** Material for this exercise follows **

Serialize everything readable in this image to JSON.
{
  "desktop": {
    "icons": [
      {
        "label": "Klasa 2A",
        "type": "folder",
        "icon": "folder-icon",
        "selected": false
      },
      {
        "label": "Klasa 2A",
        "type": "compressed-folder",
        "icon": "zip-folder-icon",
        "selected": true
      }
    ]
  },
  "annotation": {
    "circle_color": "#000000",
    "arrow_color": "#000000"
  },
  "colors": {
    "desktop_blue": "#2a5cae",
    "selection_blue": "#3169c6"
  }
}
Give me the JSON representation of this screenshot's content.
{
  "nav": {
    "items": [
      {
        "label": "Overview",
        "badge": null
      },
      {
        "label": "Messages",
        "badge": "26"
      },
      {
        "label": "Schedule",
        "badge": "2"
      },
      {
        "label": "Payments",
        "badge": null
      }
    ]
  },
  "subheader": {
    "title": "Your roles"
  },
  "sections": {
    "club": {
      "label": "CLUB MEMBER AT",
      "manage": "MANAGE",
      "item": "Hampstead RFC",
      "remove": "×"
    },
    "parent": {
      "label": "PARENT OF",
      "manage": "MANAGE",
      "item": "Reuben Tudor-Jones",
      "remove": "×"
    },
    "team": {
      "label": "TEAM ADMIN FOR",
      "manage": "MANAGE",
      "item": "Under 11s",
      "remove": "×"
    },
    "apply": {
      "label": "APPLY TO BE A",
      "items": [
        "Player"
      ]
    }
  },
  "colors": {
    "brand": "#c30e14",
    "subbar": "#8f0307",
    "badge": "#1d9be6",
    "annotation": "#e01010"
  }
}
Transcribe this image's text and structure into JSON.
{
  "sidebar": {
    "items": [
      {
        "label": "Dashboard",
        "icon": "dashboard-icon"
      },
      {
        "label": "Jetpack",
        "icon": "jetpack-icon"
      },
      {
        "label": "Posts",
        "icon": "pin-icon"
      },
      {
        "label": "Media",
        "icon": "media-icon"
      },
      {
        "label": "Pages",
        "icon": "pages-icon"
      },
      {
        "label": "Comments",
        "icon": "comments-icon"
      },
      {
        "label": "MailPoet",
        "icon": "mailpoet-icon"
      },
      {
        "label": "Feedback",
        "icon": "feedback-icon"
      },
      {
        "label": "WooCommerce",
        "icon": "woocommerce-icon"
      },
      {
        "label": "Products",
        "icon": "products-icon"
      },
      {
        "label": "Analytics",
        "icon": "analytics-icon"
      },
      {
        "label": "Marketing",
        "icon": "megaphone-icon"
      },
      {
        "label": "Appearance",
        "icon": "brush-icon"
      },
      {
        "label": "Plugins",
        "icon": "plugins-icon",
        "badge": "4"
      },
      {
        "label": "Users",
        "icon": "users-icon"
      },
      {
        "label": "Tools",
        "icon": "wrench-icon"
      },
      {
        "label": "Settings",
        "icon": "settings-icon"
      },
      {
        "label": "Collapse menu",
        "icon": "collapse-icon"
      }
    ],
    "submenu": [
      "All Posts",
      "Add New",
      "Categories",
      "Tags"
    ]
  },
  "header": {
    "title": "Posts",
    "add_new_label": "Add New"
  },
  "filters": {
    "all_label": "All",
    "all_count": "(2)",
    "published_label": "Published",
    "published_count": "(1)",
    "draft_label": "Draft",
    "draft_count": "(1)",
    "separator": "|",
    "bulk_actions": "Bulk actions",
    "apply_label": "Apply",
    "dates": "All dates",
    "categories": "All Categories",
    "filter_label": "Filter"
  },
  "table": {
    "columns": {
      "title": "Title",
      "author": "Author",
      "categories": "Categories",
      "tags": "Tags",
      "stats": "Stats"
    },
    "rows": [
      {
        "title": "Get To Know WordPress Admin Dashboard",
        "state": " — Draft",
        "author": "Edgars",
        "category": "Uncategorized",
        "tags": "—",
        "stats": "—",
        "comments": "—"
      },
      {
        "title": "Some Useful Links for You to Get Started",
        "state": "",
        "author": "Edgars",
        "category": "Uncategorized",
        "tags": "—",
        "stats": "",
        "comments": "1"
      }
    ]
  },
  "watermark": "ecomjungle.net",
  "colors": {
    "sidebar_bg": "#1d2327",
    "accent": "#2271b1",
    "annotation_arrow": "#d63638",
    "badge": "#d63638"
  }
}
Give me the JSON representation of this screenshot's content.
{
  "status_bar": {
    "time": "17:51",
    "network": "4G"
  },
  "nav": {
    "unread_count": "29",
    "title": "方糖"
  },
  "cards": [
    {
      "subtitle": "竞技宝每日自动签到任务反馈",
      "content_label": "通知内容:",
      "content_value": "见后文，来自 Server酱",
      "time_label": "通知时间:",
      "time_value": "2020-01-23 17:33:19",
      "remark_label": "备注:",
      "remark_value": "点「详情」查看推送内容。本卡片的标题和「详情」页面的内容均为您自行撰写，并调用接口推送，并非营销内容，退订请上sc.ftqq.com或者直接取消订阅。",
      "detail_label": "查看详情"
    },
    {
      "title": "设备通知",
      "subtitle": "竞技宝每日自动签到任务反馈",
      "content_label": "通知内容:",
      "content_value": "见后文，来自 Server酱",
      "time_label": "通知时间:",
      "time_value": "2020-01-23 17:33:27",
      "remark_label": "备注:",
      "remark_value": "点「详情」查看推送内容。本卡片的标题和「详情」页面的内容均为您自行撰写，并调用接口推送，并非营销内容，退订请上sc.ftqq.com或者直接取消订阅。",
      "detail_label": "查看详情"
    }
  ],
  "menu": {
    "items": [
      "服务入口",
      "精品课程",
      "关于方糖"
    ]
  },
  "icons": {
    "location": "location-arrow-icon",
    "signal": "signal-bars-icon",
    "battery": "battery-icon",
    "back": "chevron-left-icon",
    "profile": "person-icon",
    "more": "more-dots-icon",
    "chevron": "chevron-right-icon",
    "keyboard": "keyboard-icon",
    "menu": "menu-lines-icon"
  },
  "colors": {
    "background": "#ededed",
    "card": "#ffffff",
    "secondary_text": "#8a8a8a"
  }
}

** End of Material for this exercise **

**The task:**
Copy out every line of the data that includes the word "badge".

**Result:**
        "badge": null
        "badge": "26"
        "badge": "2"
        "badge": null
    "badge": "#1d9be6",
        "badge": "4"
    "badge": "#d63638"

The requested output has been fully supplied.